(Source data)

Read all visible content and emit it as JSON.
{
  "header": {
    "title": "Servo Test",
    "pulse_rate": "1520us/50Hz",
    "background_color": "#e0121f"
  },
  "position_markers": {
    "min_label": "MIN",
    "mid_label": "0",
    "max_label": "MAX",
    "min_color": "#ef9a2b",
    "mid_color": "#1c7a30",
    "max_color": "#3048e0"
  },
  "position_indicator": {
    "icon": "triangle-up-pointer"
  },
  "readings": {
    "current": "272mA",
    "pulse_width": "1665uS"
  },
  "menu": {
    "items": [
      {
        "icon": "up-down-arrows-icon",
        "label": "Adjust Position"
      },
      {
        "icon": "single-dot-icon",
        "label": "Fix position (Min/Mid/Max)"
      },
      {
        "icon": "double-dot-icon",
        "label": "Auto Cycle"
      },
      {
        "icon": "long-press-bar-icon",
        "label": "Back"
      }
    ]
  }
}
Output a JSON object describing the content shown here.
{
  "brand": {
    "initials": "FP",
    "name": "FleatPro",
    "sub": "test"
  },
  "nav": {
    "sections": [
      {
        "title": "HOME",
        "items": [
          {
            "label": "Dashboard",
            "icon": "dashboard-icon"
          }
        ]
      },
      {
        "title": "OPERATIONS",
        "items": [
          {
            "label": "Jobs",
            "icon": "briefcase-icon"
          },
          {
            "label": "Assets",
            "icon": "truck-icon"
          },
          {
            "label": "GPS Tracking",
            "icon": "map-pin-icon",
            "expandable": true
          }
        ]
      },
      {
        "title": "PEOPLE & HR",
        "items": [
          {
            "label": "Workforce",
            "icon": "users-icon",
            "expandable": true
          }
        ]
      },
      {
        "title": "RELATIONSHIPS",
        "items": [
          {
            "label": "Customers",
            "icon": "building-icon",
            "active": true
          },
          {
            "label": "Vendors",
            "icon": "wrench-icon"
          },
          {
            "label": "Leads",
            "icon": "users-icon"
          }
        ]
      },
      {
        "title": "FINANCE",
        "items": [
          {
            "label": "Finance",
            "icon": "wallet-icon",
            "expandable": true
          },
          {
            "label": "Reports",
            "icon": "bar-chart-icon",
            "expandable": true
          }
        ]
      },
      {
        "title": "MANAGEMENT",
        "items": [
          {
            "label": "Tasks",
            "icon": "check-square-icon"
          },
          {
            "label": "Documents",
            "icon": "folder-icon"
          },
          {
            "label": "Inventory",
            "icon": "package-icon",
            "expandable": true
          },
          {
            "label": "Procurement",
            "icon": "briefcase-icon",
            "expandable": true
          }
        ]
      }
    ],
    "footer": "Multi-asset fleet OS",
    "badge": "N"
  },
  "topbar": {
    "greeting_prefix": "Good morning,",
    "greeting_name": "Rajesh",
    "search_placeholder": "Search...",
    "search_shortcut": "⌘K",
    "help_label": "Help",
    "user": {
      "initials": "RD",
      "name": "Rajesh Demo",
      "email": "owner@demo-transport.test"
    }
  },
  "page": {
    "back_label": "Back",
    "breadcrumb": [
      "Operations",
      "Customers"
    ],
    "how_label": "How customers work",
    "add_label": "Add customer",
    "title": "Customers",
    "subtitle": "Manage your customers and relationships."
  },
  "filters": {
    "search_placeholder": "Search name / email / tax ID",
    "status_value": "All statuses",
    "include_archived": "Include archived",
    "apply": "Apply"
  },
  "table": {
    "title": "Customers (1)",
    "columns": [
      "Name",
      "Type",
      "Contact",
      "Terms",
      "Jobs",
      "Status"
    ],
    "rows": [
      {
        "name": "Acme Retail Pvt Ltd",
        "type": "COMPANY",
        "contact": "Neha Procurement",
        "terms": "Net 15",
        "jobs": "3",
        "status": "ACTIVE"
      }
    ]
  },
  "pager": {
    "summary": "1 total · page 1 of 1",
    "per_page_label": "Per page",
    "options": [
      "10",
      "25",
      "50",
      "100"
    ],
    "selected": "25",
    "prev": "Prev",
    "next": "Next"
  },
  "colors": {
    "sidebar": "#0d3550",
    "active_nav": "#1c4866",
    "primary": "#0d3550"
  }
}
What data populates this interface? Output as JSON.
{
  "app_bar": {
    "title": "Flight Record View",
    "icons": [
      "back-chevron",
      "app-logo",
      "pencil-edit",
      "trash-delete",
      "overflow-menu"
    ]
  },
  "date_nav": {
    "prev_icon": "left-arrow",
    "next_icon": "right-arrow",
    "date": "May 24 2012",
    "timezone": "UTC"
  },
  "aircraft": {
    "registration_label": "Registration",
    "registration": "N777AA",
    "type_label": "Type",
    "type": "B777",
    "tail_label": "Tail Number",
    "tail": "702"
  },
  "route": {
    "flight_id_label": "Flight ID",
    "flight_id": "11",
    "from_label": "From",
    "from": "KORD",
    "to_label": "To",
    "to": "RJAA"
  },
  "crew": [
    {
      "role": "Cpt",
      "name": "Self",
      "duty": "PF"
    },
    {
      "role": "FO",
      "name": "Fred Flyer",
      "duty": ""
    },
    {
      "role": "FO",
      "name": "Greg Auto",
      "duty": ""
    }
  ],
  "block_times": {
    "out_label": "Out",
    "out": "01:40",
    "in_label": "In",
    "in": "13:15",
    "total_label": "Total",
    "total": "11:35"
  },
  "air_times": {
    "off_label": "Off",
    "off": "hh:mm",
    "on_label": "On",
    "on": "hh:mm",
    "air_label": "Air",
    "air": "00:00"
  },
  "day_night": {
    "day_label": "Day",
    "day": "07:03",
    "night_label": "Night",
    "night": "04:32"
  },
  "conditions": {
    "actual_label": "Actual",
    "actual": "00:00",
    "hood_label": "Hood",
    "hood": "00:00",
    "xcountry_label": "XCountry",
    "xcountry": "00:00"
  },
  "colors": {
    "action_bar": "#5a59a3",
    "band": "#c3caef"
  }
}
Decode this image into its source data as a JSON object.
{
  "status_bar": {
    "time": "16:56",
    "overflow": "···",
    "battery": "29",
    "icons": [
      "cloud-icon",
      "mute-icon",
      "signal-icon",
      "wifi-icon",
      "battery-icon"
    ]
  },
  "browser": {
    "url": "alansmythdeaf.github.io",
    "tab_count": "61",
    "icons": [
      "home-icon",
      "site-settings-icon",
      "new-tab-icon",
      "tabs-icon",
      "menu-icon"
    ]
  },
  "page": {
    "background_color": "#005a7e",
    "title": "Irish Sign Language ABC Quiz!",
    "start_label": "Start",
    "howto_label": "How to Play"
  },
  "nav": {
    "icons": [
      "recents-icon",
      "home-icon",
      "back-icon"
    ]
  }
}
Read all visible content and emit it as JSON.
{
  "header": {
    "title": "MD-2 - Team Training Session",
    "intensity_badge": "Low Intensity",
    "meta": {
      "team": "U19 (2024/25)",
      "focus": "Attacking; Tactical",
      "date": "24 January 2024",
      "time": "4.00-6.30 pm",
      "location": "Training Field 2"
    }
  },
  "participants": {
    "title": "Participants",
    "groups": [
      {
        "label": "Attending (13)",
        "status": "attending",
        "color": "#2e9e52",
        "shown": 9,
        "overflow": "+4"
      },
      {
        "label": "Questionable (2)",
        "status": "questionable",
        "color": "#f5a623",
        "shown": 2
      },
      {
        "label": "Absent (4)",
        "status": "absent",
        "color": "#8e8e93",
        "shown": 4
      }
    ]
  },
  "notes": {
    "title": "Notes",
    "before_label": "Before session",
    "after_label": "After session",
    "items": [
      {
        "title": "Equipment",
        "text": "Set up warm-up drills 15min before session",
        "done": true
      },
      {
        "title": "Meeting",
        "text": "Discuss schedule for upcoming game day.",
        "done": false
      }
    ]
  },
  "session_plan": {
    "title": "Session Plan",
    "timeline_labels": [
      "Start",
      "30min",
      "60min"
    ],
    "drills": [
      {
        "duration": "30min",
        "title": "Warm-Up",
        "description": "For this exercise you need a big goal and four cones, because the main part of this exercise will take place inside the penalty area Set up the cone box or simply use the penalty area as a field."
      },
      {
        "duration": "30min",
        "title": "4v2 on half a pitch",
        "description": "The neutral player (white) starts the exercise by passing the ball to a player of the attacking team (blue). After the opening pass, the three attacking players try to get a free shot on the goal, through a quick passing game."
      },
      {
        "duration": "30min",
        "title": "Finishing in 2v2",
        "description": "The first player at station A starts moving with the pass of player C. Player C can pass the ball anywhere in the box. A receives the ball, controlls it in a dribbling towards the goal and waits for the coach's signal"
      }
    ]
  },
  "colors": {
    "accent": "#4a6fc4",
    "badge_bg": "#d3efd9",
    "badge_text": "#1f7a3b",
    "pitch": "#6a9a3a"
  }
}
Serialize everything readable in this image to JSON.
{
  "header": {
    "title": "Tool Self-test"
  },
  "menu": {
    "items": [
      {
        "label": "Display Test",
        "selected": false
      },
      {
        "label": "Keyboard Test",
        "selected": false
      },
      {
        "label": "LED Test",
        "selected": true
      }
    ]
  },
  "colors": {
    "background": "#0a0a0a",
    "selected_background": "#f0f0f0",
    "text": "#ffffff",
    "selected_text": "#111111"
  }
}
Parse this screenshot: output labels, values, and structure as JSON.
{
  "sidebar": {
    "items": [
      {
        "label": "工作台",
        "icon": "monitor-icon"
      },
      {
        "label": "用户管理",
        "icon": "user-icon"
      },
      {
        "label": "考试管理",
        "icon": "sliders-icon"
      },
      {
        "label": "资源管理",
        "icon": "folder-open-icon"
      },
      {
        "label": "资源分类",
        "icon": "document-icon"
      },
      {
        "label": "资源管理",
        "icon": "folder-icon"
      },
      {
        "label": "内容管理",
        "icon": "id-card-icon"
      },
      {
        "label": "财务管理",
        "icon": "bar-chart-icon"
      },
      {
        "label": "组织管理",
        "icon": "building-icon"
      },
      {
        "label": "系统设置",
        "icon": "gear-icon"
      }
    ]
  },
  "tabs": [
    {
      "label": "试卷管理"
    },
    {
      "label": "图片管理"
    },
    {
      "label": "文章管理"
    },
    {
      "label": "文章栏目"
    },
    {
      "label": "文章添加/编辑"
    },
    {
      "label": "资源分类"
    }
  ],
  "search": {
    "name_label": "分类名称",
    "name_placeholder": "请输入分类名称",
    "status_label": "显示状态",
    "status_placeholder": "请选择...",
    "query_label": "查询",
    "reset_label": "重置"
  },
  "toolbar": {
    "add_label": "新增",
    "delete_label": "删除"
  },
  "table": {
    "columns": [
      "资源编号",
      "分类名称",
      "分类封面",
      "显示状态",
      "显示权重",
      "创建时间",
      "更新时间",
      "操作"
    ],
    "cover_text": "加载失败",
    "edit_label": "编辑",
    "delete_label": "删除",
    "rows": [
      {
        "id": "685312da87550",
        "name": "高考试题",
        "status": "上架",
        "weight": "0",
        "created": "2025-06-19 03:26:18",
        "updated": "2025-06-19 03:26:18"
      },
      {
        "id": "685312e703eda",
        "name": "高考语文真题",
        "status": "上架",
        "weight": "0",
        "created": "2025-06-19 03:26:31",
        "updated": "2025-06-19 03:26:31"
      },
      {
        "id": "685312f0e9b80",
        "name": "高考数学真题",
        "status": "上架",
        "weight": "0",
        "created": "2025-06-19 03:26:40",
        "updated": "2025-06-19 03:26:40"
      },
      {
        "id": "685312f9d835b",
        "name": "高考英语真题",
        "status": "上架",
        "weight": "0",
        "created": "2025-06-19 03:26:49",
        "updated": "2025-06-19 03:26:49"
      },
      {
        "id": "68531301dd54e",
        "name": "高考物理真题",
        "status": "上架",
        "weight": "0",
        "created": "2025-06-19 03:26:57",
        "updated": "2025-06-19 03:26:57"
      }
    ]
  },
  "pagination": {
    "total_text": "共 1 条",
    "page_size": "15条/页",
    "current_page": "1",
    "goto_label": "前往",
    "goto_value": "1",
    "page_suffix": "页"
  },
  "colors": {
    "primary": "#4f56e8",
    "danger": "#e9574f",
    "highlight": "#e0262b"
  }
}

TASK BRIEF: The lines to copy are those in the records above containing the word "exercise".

PROBLEM SOLUTION:
        "description": "For this exercise you need a big goal and four cones, because the main part of this exercise will take place inside the penalty area Set up the cone box or simply use the penalty area as a field."
        "description": "The neutral player (white) starts the exercise by passing the ball to a player of the attacking team (blue). After the opening pass, the three attacking players try to get a free shot on the goal, through a quick passing game."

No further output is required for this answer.